I guess what I’m trying to say is - combat can absolutely be dangerous, monsters are never briefed to “go easy”, but win or lose, die or survive, they really want you to have fun doing it.


#9

Actually I think the majority of casulties on the battlefield are from “dropped behind enemy lines and not retrieved”.

Executions and lethal curses are the rarity…

As for CaptainSafar, you can probably find someone local for a knock-about, or even just turn up a little earlier and ask, we’re a fairly understanding bunch and will happily take people from the basics (hold it at the blunt end) to the complex (parry, sweep,step in and cut, and watch them collapse screaming WTF!).

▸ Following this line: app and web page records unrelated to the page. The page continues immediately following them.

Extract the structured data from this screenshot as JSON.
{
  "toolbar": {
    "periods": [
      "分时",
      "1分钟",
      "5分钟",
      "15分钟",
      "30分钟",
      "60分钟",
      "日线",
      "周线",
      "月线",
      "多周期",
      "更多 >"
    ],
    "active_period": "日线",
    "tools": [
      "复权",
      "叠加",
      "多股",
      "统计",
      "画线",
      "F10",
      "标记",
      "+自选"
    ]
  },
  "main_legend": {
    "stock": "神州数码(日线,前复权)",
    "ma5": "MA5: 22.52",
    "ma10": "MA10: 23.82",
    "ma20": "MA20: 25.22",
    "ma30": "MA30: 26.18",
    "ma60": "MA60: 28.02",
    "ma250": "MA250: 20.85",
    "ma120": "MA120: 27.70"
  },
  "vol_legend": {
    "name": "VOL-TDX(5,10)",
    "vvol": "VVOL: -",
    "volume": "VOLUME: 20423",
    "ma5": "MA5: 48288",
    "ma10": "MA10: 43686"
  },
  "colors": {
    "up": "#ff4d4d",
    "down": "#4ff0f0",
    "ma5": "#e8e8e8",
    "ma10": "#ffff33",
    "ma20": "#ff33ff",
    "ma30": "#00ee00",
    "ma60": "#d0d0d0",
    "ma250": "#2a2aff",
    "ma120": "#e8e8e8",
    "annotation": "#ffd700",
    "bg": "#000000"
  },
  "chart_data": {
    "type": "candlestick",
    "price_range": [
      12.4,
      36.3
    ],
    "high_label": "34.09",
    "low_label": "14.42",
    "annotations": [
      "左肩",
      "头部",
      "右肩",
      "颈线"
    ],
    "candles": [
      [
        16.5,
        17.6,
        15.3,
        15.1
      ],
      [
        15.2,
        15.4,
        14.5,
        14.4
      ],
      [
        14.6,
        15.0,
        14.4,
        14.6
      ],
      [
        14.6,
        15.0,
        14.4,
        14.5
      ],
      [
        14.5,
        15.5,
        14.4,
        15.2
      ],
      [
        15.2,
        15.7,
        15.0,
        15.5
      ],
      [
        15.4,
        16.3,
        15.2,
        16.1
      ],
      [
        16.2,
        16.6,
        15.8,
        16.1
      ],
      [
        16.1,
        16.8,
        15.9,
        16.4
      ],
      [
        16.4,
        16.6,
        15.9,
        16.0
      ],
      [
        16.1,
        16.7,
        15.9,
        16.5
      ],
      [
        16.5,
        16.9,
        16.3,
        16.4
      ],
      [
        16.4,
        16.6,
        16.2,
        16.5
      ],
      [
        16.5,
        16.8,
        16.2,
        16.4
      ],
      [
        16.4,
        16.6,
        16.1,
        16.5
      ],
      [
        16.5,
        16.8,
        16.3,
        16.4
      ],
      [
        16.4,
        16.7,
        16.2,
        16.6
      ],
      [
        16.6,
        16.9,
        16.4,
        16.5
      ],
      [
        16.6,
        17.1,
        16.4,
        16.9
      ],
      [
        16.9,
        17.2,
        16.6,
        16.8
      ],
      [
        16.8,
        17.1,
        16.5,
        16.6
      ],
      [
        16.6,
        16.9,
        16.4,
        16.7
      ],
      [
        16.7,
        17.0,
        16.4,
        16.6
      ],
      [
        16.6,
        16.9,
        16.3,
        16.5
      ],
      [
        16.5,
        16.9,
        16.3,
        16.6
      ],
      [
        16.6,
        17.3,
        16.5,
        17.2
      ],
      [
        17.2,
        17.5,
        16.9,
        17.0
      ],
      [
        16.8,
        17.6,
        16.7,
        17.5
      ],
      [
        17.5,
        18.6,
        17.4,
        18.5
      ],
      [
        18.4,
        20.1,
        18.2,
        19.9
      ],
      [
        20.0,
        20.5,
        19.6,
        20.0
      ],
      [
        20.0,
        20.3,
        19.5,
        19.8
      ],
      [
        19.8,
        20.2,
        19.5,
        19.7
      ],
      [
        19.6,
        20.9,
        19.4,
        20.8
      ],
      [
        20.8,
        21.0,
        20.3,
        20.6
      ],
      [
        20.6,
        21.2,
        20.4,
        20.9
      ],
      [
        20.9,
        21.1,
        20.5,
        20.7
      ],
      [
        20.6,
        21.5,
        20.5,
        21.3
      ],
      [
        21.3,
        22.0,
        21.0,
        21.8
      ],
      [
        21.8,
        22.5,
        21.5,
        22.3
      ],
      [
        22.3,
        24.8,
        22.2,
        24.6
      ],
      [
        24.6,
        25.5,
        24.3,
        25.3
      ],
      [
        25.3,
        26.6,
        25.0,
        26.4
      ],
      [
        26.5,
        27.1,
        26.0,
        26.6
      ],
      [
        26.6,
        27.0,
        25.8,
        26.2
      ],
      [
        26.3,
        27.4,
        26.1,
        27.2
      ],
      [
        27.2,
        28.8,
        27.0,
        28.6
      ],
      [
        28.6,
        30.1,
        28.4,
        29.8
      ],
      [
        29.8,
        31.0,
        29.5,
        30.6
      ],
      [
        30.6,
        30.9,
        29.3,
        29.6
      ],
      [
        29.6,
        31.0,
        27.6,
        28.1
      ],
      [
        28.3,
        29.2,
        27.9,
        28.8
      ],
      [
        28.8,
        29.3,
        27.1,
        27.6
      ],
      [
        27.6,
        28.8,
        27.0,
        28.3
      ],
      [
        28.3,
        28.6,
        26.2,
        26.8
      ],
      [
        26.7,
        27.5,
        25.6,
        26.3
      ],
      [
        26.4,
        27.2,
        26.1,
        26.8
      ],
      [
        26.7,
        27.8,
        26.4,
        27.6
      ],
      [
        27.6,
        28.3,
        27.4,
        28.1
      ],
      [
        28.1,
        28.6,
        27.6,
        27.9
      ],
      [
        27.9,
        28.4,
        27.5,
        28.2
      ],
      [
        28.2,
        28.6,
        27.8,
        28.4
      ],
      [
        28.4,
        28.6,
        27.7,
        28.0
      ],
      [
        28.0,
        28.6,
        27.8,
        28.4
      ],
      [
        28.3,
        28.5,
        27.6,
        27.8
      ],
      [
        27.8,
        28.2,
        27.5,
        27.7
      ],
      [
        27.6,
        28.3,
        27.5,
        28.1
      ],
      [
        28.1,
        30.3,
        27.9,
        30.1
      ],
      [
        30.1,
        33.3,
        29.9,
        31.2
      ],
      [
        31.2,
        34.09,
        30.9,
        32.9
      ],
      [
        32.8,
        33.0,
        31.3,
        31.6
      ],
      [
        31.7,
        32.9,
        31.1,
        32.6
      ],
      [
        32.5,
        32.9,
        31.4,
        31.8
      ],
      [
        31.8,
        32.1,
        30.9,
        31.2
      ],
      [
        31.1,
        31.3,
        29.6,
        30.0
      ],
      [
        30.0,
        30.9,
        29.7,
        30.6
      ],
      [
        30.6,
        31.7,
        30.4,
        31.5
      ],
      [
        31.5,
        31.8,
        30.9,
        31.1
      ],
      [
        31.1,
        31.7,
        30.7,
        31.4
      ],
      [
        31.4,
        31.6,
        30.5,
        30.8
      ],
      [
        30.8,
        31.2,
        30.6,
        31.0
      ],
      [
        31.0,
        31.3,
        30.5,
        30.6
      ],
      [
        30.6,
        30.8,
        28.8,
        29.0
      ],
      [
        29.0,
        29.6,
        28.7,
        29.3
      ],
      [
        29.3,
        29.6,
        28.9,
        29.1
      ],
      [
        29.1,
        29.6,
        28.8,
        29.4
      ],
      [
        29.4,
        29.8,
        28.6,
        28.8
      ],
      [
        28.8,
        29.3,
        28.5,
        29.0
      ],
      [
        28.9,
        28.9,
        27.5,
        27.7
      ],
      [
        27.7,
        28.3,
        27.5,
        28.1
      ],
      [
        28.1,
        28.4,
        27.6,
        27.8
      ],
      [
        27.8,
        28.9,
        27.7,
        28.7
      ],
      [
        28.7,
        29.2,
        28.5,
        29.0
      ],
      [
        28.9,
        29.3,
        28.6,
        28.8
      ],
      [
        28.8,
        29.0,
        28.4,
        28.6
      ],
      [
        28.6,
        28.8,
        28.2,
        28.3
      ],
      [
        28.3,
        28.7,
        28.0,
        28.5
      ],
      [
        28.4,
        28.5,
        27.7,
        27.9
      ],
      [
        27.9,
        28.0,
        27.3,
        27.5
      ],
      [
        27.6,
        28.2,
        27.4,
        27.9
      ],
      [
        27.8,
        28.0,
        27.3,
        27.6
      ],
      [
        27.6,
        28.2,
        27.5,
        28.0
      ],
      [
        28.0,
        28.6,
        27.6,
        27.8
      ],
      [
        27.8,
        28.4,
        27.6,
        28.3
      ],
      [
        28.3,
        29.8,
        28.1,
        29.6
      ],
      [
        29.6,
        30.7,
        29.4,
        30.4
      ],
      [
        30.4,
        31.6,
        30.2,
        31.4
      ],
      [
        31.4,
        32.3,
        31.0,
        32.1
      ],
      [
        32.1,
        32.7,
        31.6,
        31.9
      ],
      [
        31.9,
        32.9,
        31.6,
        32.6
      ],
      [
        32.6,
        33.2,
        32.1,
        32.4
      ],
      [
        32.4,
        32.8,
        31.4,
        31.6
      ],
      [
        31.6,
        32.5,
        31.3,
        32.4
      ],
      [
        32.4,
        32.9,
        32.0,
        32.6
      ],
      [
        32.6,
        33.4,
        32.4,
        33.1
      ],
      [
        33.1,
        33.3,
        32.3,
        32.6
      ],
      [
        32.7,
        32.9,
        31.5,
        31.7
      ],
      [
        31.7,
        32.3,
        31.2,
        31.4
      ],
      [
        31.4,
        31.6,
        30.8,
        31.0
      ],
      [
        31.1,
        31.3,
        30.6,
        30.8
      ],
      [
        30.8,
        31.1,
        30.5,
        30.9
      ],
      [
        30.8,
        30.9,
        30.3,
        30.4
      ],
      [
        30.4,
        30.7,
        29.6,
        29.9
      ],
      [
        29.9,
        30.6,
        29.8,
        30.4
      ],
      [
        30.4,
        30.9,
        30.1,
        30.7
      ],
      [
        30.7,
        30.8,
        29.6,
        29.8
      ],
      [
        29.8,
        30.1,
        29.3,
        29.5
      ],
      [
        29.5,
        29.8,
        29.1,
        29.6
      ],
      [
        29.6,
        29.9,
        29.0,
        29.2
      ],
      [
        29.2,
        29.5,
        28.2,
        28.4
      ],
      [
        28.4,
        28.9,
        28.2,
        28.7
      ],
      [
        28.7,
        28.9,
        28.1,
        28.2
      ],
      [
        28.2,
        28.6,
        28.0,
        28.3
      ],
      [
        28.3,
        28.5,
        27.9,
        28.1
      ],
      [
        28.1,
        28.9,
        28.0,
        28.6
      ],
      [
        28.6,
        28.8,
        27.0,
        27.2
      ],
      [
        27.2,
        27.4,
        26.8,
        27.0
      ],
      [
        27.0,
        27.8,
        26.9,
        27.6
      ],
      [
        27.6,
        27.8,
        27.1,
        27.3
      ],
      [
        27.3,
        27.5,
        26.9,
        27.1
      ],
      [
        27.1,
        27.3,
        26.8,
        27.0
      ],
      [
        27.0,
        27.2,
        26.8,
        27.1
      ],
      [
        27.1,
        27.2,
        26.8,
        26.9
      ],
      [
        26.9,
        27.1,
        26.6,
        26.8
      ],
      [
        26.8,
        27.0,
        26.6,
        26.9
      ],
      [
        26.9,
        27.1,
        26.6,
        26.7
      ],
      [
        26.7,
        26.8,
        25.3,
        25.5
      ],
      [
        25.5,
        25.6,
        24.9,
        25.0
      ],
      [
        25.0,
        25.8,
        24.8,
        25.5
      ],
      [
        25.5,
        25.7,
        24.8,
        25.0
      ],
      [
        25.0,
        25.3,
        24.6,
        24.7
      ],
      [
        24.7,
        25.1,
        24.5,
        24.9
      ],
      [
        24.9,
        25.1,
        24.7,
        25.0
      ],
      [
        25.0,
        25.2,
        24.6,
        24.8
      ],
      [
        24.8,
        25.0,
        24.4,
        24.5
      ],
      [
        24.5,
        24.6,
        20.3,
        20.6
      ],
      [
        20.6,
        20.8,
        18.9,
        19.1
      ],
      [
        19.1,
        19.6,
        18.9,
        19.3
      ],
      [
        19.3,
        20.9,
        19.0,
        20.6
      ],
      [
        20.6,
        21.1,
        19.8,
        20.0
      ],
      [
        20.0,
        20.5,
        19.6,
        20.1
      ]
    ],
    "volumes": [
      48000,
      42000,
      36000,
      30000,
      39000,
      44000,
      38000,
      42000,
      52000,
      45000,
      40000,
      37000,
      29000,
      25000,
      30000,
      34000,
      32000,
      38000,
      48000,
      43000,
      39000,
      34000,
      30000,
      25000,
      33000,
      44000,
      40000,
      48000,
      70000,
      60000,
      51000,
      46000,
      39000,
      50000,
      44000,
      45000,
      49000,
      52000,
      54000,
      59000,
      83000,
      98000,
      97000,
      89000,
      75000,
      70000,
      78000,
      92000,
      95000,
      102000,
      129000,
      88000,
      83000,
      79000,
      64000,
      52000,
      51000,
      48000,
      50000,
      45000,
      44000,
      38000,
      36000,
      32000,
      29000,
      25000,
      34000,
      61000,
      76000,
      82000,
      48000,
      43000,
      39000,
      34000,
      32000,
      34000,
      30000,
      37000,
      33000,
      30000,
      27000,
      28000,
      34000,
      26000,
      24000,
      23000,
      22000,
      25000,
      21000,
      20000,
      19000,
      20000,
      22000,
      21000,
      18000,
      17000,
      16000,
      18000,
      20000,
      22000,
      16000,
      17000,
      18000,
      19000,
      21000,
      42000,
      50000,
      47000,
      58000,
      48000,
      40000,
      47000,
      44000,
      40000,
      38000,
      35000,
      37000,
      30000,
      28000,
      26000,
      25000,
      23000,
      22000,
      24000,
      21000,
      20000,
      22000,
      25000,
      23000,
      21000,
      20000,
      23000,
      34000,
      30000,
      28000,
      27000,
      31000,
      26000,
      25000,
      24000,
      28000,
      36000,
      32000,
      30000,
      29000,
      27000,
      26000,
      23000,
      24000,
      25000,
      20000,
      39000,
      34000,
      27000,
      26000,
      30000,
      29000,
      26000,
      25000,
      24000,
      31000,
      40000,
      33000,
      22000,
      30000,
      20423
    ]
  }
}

#10

@random_corsair and @Geoffrey_Willoughby, thank you both for clarifying. When I monstered, I didn’t see too many people go down, but that might have been because of where I was.


#11

If you can find a combat player event looking for crew, monstering can be a great way to practice your fighting skills without risking your character. My first Empire combat experience was crewing a player event called One Day More in February, a full day of Grendel-ing taught me a lot. Thursday/Friday sparring matches plus the Friday new player combat training and new player skirmish at the main events should see you right though.


#12

Top tips:
1: A sword is not a primary weapon. It usually needs a shield to be effective in a straight up battle. Either borrow or buy a buckler (which anyone can use without a skill), or stay out of the front lines as people will target you because they know you don’t have a polearm or shield and can’t reach them.

2: Hold back 2XP at least. Have a play with shields, great weapons and polearms in uptime. In the Glory Square, or at a Marcher drill session, or at whatever other nations do. Buy the skill you think you’ll have fun with, or stick to a buckler.

3: Battles are big. There is a lot do you can do by running orders, moving the wounded, watching a healer’s back in case of flank attacks, etc. It’s a good way to see how things work if you’re not learnign how to fight in a big unit.

4: Wear armour. Light armour is cheap (I made my first set as patchwork, out of a £20 bag of leather offcuts) and doubles your hits. Depending on the nation, there can often be people who’ll lend armour out. Usually Light or Heavy because lots of people have old chainmail or padding and it packs down small.

5: Consider borrowing a polearm. Since they’re smaller than shields, a lot of people pack a spare, especially in the Marches, where it’s an iconic weapon. They’re a really nice thing to learn to larp fight for battles with, since you’re effective just as soon as you are safe with one. Nobody likes charging a wall of pointy things.

6: Don’t take Ambidexterity. If you’re new to larp swording, it’s possibly the number one way to learn bad habits like hitting far too fast.


#13

Id probably say the single biggest killer on the Empire battlefield is due to flanking, and the imperial line being caught out of position. If you look at the big “routs” or large loss of lives, it is normally due to either part of an army being sandwiched/charged in the back by the enemy forces, or charging into something and then realizing “oh they have a lot more troops than we thought in the woods”.

So the biggest thing I would suggest to keep any character alive is spatial awareness, sticking together, and communicating clearly. That doesn’t mean screaming/shouting… but a clear direction of “there is a lot of orcs over there… lets linkup with another nation on the field to take that on before charging”.


#14

Just on more tip for surviving; never stop screaming for help. There is nothing short of death which can prevent you from shouting for help, so keep calling to your friends and healers until you hear an execute call or your bleed count (usually 3 minutes) ends…

As a healer, I go for the screamers first and rarely even check the quiet, still bodies unless I specifically saw them go down.


#15

That makes sense. Learning more about military strategy might not be a bad idea for me.